*** Block opens ***

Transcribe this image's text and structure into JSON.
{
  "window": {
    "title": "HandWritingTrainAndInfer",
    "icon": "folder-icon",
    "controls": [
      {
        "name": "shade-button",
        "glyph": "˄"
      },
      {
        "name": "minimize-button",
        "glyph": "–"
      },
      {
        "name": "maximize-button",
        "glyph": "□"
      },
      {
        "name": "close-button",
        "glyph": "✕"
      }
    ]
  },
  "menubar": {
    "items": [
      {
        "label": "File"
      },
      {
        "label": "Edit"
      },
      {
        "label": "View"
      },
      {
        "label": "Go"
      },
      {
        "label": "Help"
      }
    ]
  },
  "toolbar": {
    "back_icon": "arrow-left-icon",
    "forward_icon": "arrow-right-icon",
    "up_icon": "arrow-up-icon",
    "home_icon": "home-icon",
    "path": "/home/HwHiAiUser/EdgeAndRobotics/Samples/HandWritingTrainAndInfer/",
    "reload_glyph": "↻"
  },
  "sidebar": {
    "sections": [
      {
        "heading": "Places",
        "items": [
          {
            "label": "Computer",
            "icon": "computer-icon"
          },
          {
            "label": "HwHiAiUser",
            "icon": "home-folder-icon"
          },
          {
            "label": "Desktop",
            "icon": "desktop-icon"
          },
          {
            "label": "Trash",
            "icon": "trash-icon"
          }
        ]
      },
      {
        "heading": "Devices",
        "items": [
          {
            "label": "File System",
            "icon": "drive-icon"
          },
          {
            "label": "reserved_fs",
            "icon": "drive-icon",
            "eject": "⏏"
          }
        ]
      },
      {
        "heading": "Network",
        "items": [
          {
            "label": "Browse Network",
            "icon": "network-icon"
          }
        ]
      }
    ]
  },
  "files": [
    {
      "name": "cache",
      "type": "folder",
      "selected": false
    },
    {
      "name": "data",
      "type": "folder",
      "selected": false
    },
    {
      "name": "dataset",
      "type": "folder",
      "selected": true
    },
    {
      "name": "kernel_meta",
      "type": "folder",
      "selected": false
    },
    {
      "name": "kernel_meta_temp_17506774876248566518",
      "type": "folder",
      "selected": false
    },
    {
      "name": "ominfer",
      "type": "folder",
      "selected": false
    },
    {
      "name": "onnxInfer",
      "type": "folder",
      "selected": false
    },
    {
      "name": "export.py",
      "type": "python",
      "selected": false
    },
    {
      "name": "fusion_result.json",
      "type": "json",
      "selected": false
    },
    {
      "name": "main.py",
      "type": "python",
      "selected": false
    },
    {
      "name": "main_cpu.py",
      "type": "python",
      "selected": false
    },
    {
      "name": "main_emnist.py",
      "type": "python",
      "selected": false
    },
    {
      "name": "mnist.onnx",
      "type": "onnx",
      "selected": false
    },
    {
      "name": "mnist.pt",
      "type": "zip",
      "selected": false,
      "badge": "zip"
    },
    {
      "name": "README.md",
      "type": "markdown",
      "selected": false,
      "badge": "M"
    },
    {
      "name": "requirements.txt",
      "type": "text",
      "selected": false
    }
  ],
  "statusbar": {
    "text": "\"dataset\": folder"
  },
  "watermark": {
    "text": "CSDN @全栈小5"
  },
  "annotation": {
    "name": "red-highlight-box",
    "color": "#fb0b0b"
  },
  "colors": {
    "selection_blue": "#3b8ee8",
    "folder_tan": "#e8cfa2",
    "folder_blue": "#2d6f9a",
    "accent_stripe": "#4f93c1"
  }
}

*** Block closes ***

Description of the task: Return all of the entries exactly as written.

Expected answer:
Transcribe this image's text and structure into JSON.
{
  "window": {
    "title": "HandWritingTrainAndInfer",
    "icon": "folder-icon",
    "controls": [
      {
        "name": "shade-button",
        "glyph": "˄"
      },
      {
        "name": "minimize-button",
        "glyph": "–"
      },
      {
        "name": "maximize-button",
        "glyph": "□"
      },
      {
        "name": "close-button",
        "glyph": "✕"
      }
    ]
  },
  "menubar": {
    "items": [
      {
        "label": "File"
      },
      {
        "label": "Edit"
      },
      {
        "label": "View"
      },
      {
        "label": "Go"
      },
      {
        "label": "Help"
      }
    ]
  },
  "toolbar": {
    "back_icon": "arrow-left-icon",
    "forward_icon": "arrow-right-icon",
    "up_icon": "arrow-up-icon",
    "home_icon": "home-icon",
    "path": "/home/HwHiAiUser/EdgeAndRobotics/Samples/HandWritingTrainAndInfer/",
    "reload_glyph": "↻"
  },
  "sidebar": {
    "sections": [
      {
        "heading": "Places",
        "items": [
          {
            "label": "Computer",
            "icon": "computer-icon"
          },
          {
            "label": "HwHiAiUser",
            "icon": "home-folder-icon"
          },
          {
            "label": "Desktop",
            "icon": "desktop-icon"
          },
          {
            "label": "Trash",
            "icon": "trash-icon"
          }
        ]
      },
      {
        "heading": "Devices",
        "items": [
          {
            "label": "File System",
            "icon": "drive-icon"
          },
          {
            "label": "reserved_fs",
            "icon": "drive-icon",
            "eject": "⏏"
          }
        ]
      },
      {
        "heading": "Network",
        "items": [
          {
            "label": "Browse Network",
            "icon": "network-icon"
          }
        ]
      }
    ]
  },
  "files": [
    {
      "name": "cache",
      "type": "folder",
      "selected": false
    },
    {
      "name": "data",
      "type": "folder",
      "selected": false
    },
    {
      "name": "dataset",
      "type": "folder",
      "selected": true
    },
    {
      "name": "kernel_meta",
      "type": "folder",
      "selected": false
    },
    {
      "name": "kernel_meta_temp_17506774876248566518",
      "type": "folder",
      "selected": false
    },
    {
      "name": "ominfer",
      "type": "folder",
      "selected": false
    },
    {
      "name": "onnxInfer",
      "type": "folder",
      "selected": false
    },
    {
      "name": "export.py",
      "type": "python",
      "selected": false
    },
    {
      "name": "fusion_result.json",
      "type": "json",
      "selected": false
    },
    {
      "name": "main.py",
      "type": "python",
      "selected": false
    },
    {
      "name": "main_cpu.py",
      "type": "python",
      "selected": false
    },
    {
      "name": "main_emnist.py",
      "type": "python",
      "selected": false
    },
    {
      "name": "mnist.onnx",
      "type": "onnx",
      "selected": false
    },
    {
      "name": "mnist.pt",
      "type": "zip",
      "selected": false,
      "badge": "zip"
    },
    {
      "name": "README.md",
      "type": "markdown",
      "selected": false,
      "badge": "M"
    },
    {
      "name": "requirements.txt",
      "type": "text",
      "selected": false
    }
  ],
  "statusbar": {
    "text": "\"dataset\": folder"
  },
  "watermark": {
    "text": "CSDN @全栈小5"
  },
  "annotation": {
    "name": "red-highlight-box",
    "color": "#fb0b0b"
  },
  "colors": {
    "selection_blue": "#3b8ee8",
    "folder_tan": "#e8cfa2",
    "folder_blue": "#2d6f9a",
    "accent_stripe": "#4f93c1"
  }
}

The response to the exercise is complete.